The year was 1963. I was a first-grader in New York City and the country was electrified. Buses were being chartered by the hundreds for Rev. Dr. Martin Luther King, Jr.'s March on Washington. And they came -- hundreds of thousands of people from across the country.
My grandmother and I watched on television, as my parents and neighbors headed to the March. Even in black and white, it was clear the atmosphere was charged. Meanwhile, like many of my peers, I was attending Freedom School in the basement of the local church, learning Dr. King's principles of non-violence. His teachings continued when, on Human Rights Day 1965, I listened on at Hunter College as Dr. King proclaimed, "We are in an era in which the issue of human rights is the central question confronting all nations." That issue remains vital 50 years on -- and in it, I found my life's work and passion.
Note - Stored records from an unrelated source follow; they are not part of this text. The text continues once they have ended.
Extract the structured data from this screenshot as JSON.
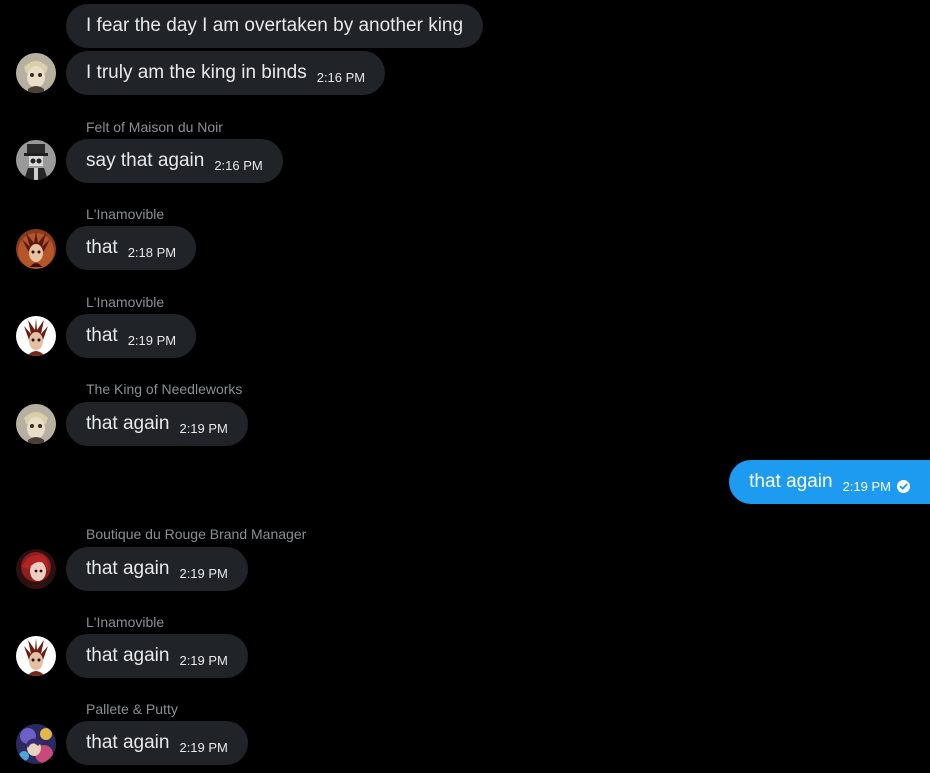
{
  "colors": {
    "background": "#000000",
    "incoming_bubble": "#202327",
    "outgoing_bubble": "#1d9bf0",
    "sender_name": "#8b8f94"
  },
  "messages": [
    {
      "sender": "",
      "text": "I fear the day I am overtaken by another king",
      "time": ""
    },
    {
      "sender": "",
      "text": "I truly am the king in binds",
      "time": "2:16 PM",
      "avatar": "king-avatar"
    },
    {
      "sender": "Felt of Maison du Noir",
      "text": "say that again",
      "time": "2:16 PM",
      "avatar": "felt-avatar"
    },
    {
      "sender": "L'Inamovible",
      "text": "that",
      "time": "2:18 PM",
      "avatar": "inamovible-avatar-orange"
    },
    {
      "sender": "L'Inamovible",
      "text": "that",
      "time": "2:19 PM",
      "avatar": "inamovible-avatar-white"
    },
    {
      "sender": "The King of Needleworks",
      "text": "that again",
      "time": "2:19 PM",
      "avatar": "king-avatar"
    },
    {
      "sender": "",
      "text": "that again",
      "time": "2:19 PM",
      "outgoing": true,
      "status_icon": "check-circle-icon"
    },
    {
      "sender": "Boutique du Rouge Brand Manager",
      "text": "that again",
      "time": "2:19 PM",
      "avatar": "rouge-avatar"
    },
    {
      "sender": "L'Inamovible",
      "text": "that again",
      "time": "2:19 PM",
      "avatar": "inamovible-avatar-white"
    },
    {
      "sender": "Pallete & Putty",
      "text": "that again",
      "time": "2:19 PM",
      "avatar": "pallete-avatar"
    }
  ]
}
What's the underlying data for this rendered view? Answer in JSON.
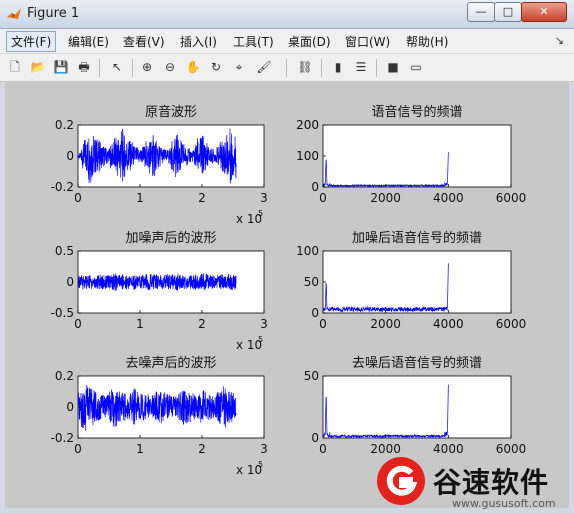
{
  "window": {
    "title": "Figure 1",
    "min_icon": "minimize-icon",
    "max_icon": "maximize-icon",
    "close_icon": "close-icon",
    "min_glyph": "—",
    "max_glyph": "□",
    "close_glyph": "✕"
  },
  "menubar": {
    "items": [
      "文件(F)",
      "编辑(E)",
      "查看(V)",
      "插入(I)",
      "工具(T)",
      "桌面(D)",
      "窗口(W)",
      "帮助(H)"
    ],
    "overflow_glyph": "↘"
  },
  "toolbar": {
    "icons": [
      "new-figure-icon",
      "open-icon",
      "save-icon",
      "print-icon",
      "pointer-icon",
      "zoom-in-icon",
      "zoom-out-icon",
      "pan-icon",
      "rotate-icon",
      "data-cursor-icon",
      "brush-icon",
      "link-plot-icon",
      "colorbar-icon",
      "legend-icon",
      "hide-tools-icon",
      "show-tools-icon"
    ],
    "glyphs": [
      "🗋",
      "📂",
      "💾",
      "🖶",
      "↖",
      "⊕",
      "⊖",
      "✋",
      "↻",
      "⌖",
      "🖌",
      "⛓",
      "▮",
      "☰",
      "■",
      "▭"
    ]
  },
  "colors": {
    "line": "#0000ff",
    "axes_bg": "#ffffff",
    "figure_bg": "#c8c8c8",
    "accent": "#e2221c"
  },
  "watermark": {
    "text": "谷速软件",
    "url": "www.gususoft.com"
  },
  "chart_data": [
    {
      "type": "line",
      "title": "原音波形",
      "xlim": [
        0,
        300000
      ],
      "ylim": [
        -0.2,
        0.2
      ],
      "xticks": [
        "0",
        "1",
        "2",
        "3"
      ],
      "yticks": [
        "0.2",
        "0",
        "-0.2"
      ],
      "x_exponent": "x 10",
      "x_exponent_power": "5",
      "series": [
        {
          "x_end": 255000,
          "envelope": [
            0.02,
            0.08,
            0.12,
            0.18,
            0.15,
            0.12,
            0.1,
            0.08,
            0.06,
            0.05,
            0.08,
            0.12,
            0.15,
            0.18,
            0.14,
            0.12,
            0.1,
            0.07,
            0.06,
            0.05,
            0.07,
            0.1,
            0.12,
            0.14,
            0.1,
            0.07,
            0.05,
            0.04,
            0.06,
            0.1,
            0.14,
            0.12,
            0.09,
            0.06,
            0.05,
            0.04,
            0.08,
            0.12,
            0.14,
            0.1,
            0.07,
            0.05,
            0.04,
            0.06,
            0.1,
            0.12,
            0.15,
            0.18,
            0.15,
            0.1
          ]
        }
      ]
    },
    {
      "type": "line",
      "title": "语音信号的频谱",
      "xlim": [
        0,
        6000
      ],
      "ylim": [
        0,
        200
      ],
      "xticks": [
        "0",
        "2000",
        "4000",
        "6000"
      ],
      "yticks": [
        "200",
        "100",
        "0"
      ],
      "series": [
        {
          "x_end": 4000,
          "peaks": [
            [
              100,
              100
            ],
            [
              4000,
              112
            ]
          ],
          "floor": 6
        }
      ]
    },
    {
      "type": "line",
      "title": "加噪声后的波形",
      "xlim": [
        0,
        300000
      ],
      "ylim": [
        -0.5,
        0.5
      ],
      "xticks": [
        "0",
        "1",
        "2",
        "3"
      ],
      "yticks": [
        "0.5",
        "0",
        "-0.5"
      ],
      "x_exponent": "x 10",
      "x_exponent_power": "5",
      "series": [
        {
          "x_end": 255000,
          "envelope": [
            0.1,
            0.12,
            0.13,
            0.12,
            0.14,
            0.13,
            0.12,
            0.13,
            0.12,
            0.11,
            0.13,
            0.14,
            0.13,
            0.12,
            0.13,
            0.12,
            0.11,
            0.13,
            0.12,
            0.12,
            0.13,
            0.14,
            0.13,
            0.12,
            0.12,
            0.11,
            0.12,
            0.13,
            0.12,
            0.13,
            0.14,
            0.13,
            0.12,
            0.12,
            0.11,
            0.12,
            0.13,
            0.12,
            0.14,
            0.13,
            0.12,
            0.12,
            0.11,
            0.12,
            0.13,
            0.12,
            0.13,
            0.14,
            0.13,
            0.12
          ]
        }
      ]
    },
    {
      "type": "line",
      "title": "加噪后语音信号的频谱",
      "xlim": [
        0,
        6000
      ],
      "ylim": [
        0,
        100
      ],
      "xticks": [
        "0",
        "2000",
        "4000",
        "6000"
      ],
      "yticks": [
        "100",
        "50",
        "0"
      ],
      "series": [
        {
          "x_end": 4000,
          "peaks": [
            [
              100,
              55
            ],
            [
              4000,
              80
            ]
          ],
          "floor": 8
        }
      ]
    },
    {
      "type": "line",
      "title": "去噪声后的波形",
      "xlim": [
        0,
        300000
      ],
      "ylim": [
        -0.2,
        0.2
      ],
      "xticks": [
        "0",
        "1",
        "2",
        "3"
      ],
      "yticks": [
        "0.2",
        "0",
        "-0.2"
      ],
      "x_exponent": "x 10",
      "x_exponent_power": "5",
      "series": [
        {
          "x_end": 255000,
          "envelope": [
            0.1,
            0.14,
            0.16,
            0.13,
            0.12,
            0.1,
            0.09,
            0.08,
            0.09,
            0.1,
            0.12,
            0.13,
            0.11,
            0.1,
            0.09,
            0.08,
            0.1,
            0.12,
            0.11,
            0.1,
            0.09,
            0.08,
            0.07,
            0.08,
            0.1,
            0.11,
            0.1,
            0.09,
            0.08,
            0.07,
            0.08,
            0.1,
            0.12,
            0.11,
            0.1,
            0.09,
            0.08,
            0.09,
            0.11,
            0.12,
            0.1,
            0.09,
            0.08,
            0.1,
            0.12,
            0.14,
            0.12,
            0.1,
            0.09,
            0.08
          ]
        }
      ]
    },
    {
      "type": "line",
      "title": "去噪后语音信号的频谱",
      "xlim": [
        0,
        6000
      ],
      "ylim": [
        0,
        50
      ],
      "xticks": [
        "0",
        "2000",
        "4000",
        "6000"
      ],
      "yticks": [
        "50",
        "0"
      ],
      "series": [
        {
          "x_end": 4000,
          "peaks": [
            [
              100,
              38
            ],
            [
              4000,
              43
            ]
          ],
          "floor": 2
        }
      ]
    }
  ]
}
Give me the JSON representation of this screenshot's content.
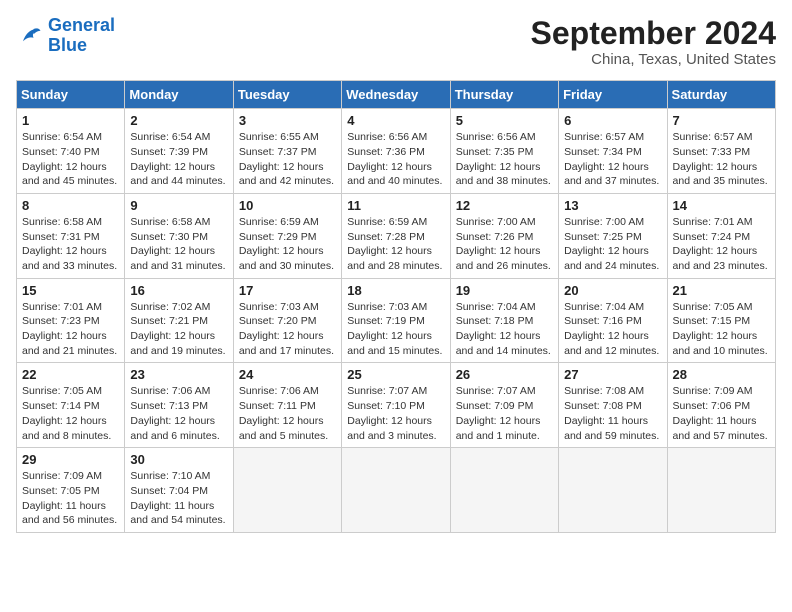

Following that speech, I asked Mrs. King for her address, and wrote her a letter about how the encounter affected me. Her hand-written reply showed me that leaders can also be personable. Fast-forward 10 years and I'd become Mrs. King's "other daughter" -- best friend to their eldest Yolanda, with whom I went on to teach non-violent techniques throughout West Africa in 1981.
This year marks the 50th anniversary of the historic event that continues to galvanize generation after generation in the pursuit of equality for all mankind. Now, as Ambassador-at-Large for International Religious Freedom, appointed by the first African American President of the United States, I work only a few short blocks from where it all started. I have the tremendous honor of continuing -- and living -- the dream of helping people claim their inalienable rights, in every nation across the globe.
Two years ago, I took an oath to uphold the Constitution of the United States of America, the very framework that envisioned the more perfect union at the heart of Dr. King's dream. Its hallowed words guide me each time I take up the fight for international religious freedom and remind me how proud I am to be an American -- to live in a system that exposes wrongs and allows us to correct them.
About the Author: Suzan Johnson Cook is the third Ambassador-at-Large for International Religious Freedom (AAL), appointed May 16, 2011. The International Religious Freedom Act of 1998 designated the AAL to be the Principal Advisor to the President and Secretary of State on religious freedom worldwide. You can follow her journey on Facebook and Twitter.
- President Obama, President Clinton, and President Carter To Commemorate the 50th Anniversary of the March on Washington, Wednesday, August 28